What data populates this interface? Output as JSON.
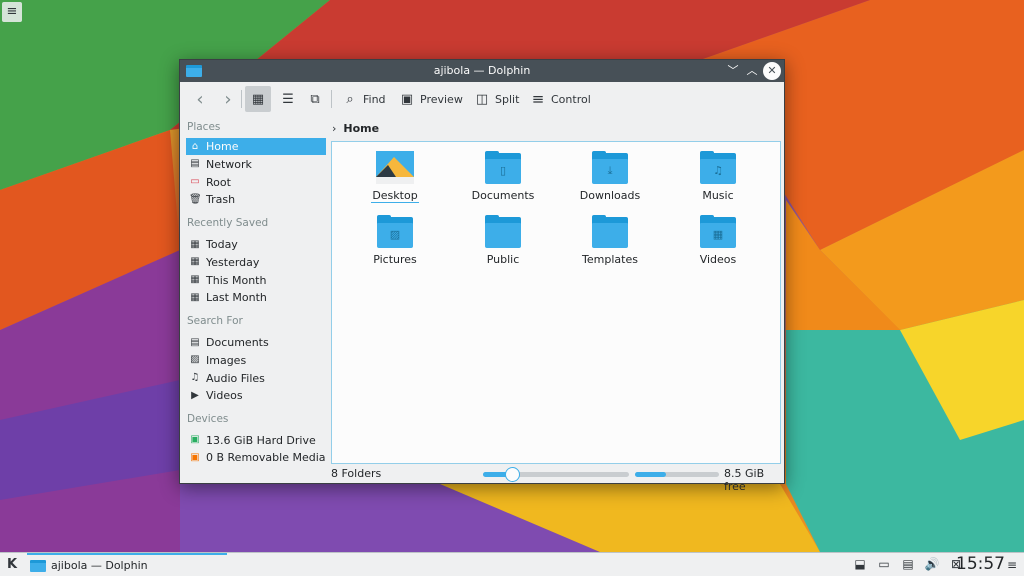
{
  "window": {
    "title": "ajibola — Dolphin",
    "controls": {
      "minimize": "﹀",
      "maximize": "︿",
      "close": "✕"
    }
  },
  "toolbar": {
    "back_icon": "‹",
    "forward_icon": "›",
    "icons_view_icon": "▦",
    "compact_view_icon": "☰",
    "details_view_icon": "⧉",
    "find": {
      "icon": "⌕",
      "label": "Find"
    },
    "preview": {
      "icon": "▣",
      "label": "Preview"
    },
    "split": {
      "icon": "◫",
      "label": "Split"
    },
    "control": {
      "icon": "≡",
      "label": "Control"
    }
  },
  "places": {
    "sections": [
      {
        "title": "Places",
        "items": [
          {
            "label": "Home",
            "icon": "⌂",
            "selected": true
          },
          {
            "label": "Network",
            "icon": "▤"
          },
          {
            "label": "Root",
            "icon": "▭"
          },
          {
            "label": "Trash",
            "icon": "🗑"
          }
        ]
      },
      {
        "title": "Recently Saved",
        "items": [
          {
            "label": "Today",
            "icon": "▦"
          },
          {
            "label": "Yesterday",
            "icon": "▦"
          },
          {
            "label": "This Month",
            "icon": "▦"
          },
          {
            "label": "Last Month",
            "icon": "▦"
          }
        ]
      },
      {
        "title": "Search For",
        "items": [
          {
            "label": "Documents",
            "icon": "▤"
          },
          {
            "label": "Images",
            "icon": "▨"
          },
          {
            "label": "Audio Files",
            "icon": "♫"
          },
          {
            "label": "Videos",
            "icon": "▶"
          }
        ]
      },
      {
        "title": "Devices",
        "items": [
          {
            "label": "13.6 GiB Hard Drive",
            "icon": "▣"
          },
          {
            "label": "0 B Removable Media",
            "icon": "▣"
          }
        ]
      }
    ]
  },
  "breadcrumb": {
    "chevron": "›",
    "current": "Home"
  },
  "files": [
    {
      "label": "Desktop",
      "emblem": ""
    },
    {
      "label": "Documents",
      "emblem": "▯"
    },
    {
      "label": "Downloads",
      "emblem": "⤓"
    },
    {
      "label": "Music",
      "emblem": "♫"
    },
    {
      "label": "Pictures",
      "emblem": "▨"
    },
    {
      "label": "Public",
      "emblem": ""
    },
    {
      "label": "Templates",
      "emblem": ""
    },
    {
      "label": "Videos",
      "emblem": "▦"
    }
  ],
  "status": {
    "folder_count": "8 Folders",
    "zoom_level": 0.2,
    "used_fraction": 0.37,
    "free_space": "8.5 GiB free"
  },
  "taskbar": {
    "launcher_icon": "K",
    "task_label": "ajibola — Dolphin",
    "tray_icons": [
      "⬓",
      "▭",
      "▤",
      "🔊",
      "⊠"
    ],
    "clock": "15:57",
    "panel_menu_icon": "≡"
  },
  "colors": {
    "accent": "#3daee9",
    "titlebar": "#475057",
    "window_bg": "#eff0f1"
  }
}
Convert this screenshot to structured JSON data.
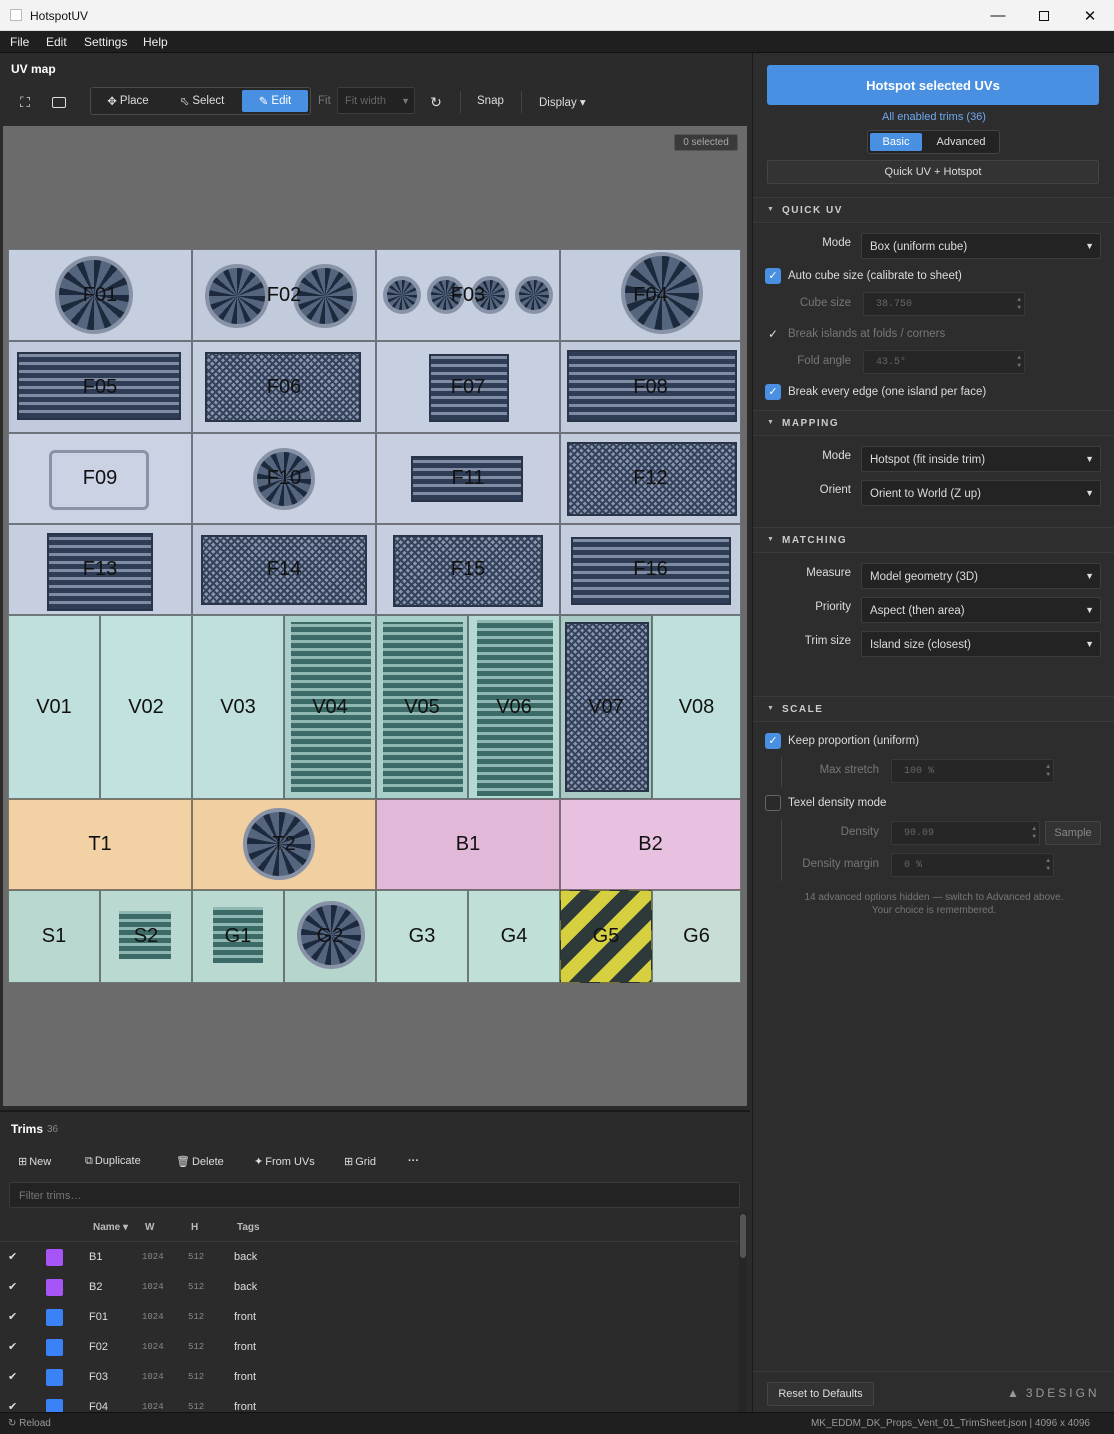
{
  "window": {
    "title": "HotspotUV"
  },
  "menu": [
    "File",
    "Edit",
    "Settings",
    "Help"
  ],
  "uvmap": {
    "title": "UV map",
    "tools": {
      "place": "Place",
      "select": "Select",
      "edit": "Edit",
      "active": "Edit"
    },
    "fit_label": "Fit",
    "fit_value": "Fit width",
    "snap": "Snap",
    "display": "Display ▾",
    "selected_badge": "0 selected"
  },
  "trims_sheet": [
    {
      "label": "F01",
      "color": "#c6cfe0"
    },
    {
      "label": "F02",
      "color": "#c2cbdc"
    },
    {
      "label": "F03",
      "color": "#c6cfe0"
    },
    {
      "label": "F04",
      "color": "#c4cdde"
    },
    {
      "label": "F05",
      "color": "#c2cbdd"
    },
    {
      "label": "F06",
      "color": "#c6cfe0"
    },
    {
      "label": "F07",
      "color": "#c7d0e1"
    },
    {
      "label": "F08",
      "color": "#c2cbdc"
    },
    {
      "label": "F09",
      "color": "#cad2e3"
    },
    {
      "label": "F10",
      "color": "#c8d0e1"
    },
    {
      "label": "F11",
      "color": "#c7cfe0"
    },
    {
      "label": "F12",
      "color": "#c2cbdc"
    },
    {
      "label": "F13",
      "color": "#c6cfe0"
    },
    {
      "label": "F14",
      "color": "#c0c9db"
    },
    {
      "label": "F15",
      "color": "#c6cfe0"
    },
    {
      "label": "F16",
      "color": "#c4cdde"
    },
    {
      "label": "V01",
      "color": "#bfe0dc"
    },
    {
      "label": "V02",
      "color": "#c1e2de"
    },
    {
      "label": "V03",
      "color": "#bfe0dc"
    },
    {
      "label": "V04",
      "color": "#a9cfca"
    },
    {
      "label": "V05",
      "color": "#a9cfca"
    },
    {
      "label": "V06",
      "color": "#b5d9d4"
    },
    {
      "label": "V07",
      "color": "#a8c9c4"
    },
    {
      "label": "V08",
      "color": "#bfe0dc"
    },
    {
      "label": "T1",
      "color": "#f2d2a4"
    },
    {
      "label": "T2",
      "color": "#f0d0a0"
    },
    {
      "label": "B1",
      "color": "#e2b8d9"
    },
    {
      "label": "B2",
      "color": "#e8c0e0"
    },
    {
      "label": "S1",
      "color": "#b7d7cf"
    },
    {
      "label": "S2",
      "color": "#b9d9d1"
    },
    {
      "label": "G1",
      "color": "#b9d9d1"
    },
    {
      "label": "G2",
      "color": "#b5d5cd"
    },
    {
      "label": "G3",
      "color": "#c1e0d9"
    },
    {
      "label": "G4",
      "color": "#bfdfd8"
    },
    {
      "label": "G5",
      "color": "#c9c24a"
    },
    {
      "label": "G6",
      "color": "#c8ddd5"
    }
  ],
  "trims_panel": {
    "title": "Trims",
    "count": "36",
    "buttons": {
      "new": "New",
      "duplicate": "Duplicate",
      "delete": "Delete",
      "from_uvs": "From UVs",
      "grid": "Grid",
      "more": "···"
    },
    "filter_placeholder": "Filter trims…",
    "columns": {
      "name": "Name ▾",
      "w": "W",
      "h": "H",
      "tags": "Tags"
    },
    "rows": [
      {
        "checked": "✔",
        "color": "#a855f7",
        "name": "B1",
        "w": "1024",
        "h": "512",
        "tags": "back"
      },
      {
        "checked": "✔",
        "color": "#a855f7",
        "name": "B2",
        "w": "1024",
        "h": "512",
        "tags": "back"
      },
      {
        "checked": "✔",
        "color": "#3b82f6",
        "name": "F01",
        "w": "1024",
        "h": "512",
        "tags": "front"
      },
      {
        "checked": "✔",
        "color": "#3b82f6",
        "name": "F02",
        "w": "1024",
        "h": "512",
        "tags": "front"
      },
      {
        "checked": "✔",
        "color": "#3b82f6",
        "name": "F03",
        "w": "1024",
        "h": "512",
        "tags": "front"
      },
      {
        "checked": "✔",
        "color": "#3b82f6",
        "name": "F04",
        "w": "1024",
        "h": "512",
        "tags": "front"
      }
    ]
  },
  "status": {
    "reload": "Reload",
    "file": "MK_EDDM_DK_Props_Vent_01_TrimSheet.json | 4096 x 4096"
  },
  "right": {
    "hotspot_button": "Hotspot selected UVs",
    "all_trims": "All enabled trims (36)",
    "tabs": {
      "basic": "Basic",
      "advanced": "Advanced",
      "active": "Basic"
    },
    "quick_button": "Quick UV + Hotspot",
    "quick_uv": {
      "section": "QUICK UV",
      "mode_label": "Mode",
      "mode_value": "Box (uniform cube)",
      "auto_cube": "Auto cube size (calibrate to sheet)",
      "cube_size_label": "Cube size",
      "cube_size_value": "38.750",
      "break_folds": "Break islands at folds / corners",
      "fold_angle_label": "Fold angle",
      "fold_angle_value": "43.5°",
      "break_every": "Break every edge (one island per face)"
    },
    "mapping": {
      "section": "MAPPING",
      "mode_label": "Mode",
      "mode_value": "Hotspot (fit inside trim)",
      "orient_label": "Orient",
      "orient_value": "Orient to World (Z up)"
    },
    "matching": {
      "section": "MATCHING",
      "measure_label": "Measure",
      "measure_value": "Model geometry (3D)",
      "priority_label": "Priority",
      "priority_value": "Aspect (then area)",
      "trim_size_label": "Trim size",
      "trim_size_value": "Island size (closest)"
    },
    "scale": {
      "section": "SCALE",
      "keep_prop": "Keep proportion (uniform)",
      "max_stretch_label": "Max stretch",
      "max_stretch_value": "100 %",
      "texel_mode": "Texel density mode",
      "density_label": "Density",
      "density_value": "90.09",
      "sample": "Sample",
      "margin_label": "Density margin",
      "margin_value": "0 %"
    },
    "hidden_note_1": "14 advanced options hidden — switch to Advanced above.",
    "hidden_note_2": "Your choice is remembered.",
    "reset": "Reset to Defaults",
    "brand": "3DESIGN"
  }
}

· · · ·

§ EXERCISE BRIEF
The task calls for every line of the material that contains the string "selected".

§ EXERCISE SOLUTION
            "selected": true
    "selected_badge": "0 selected"
    "hotspot_button": "Hotspot selected UVs",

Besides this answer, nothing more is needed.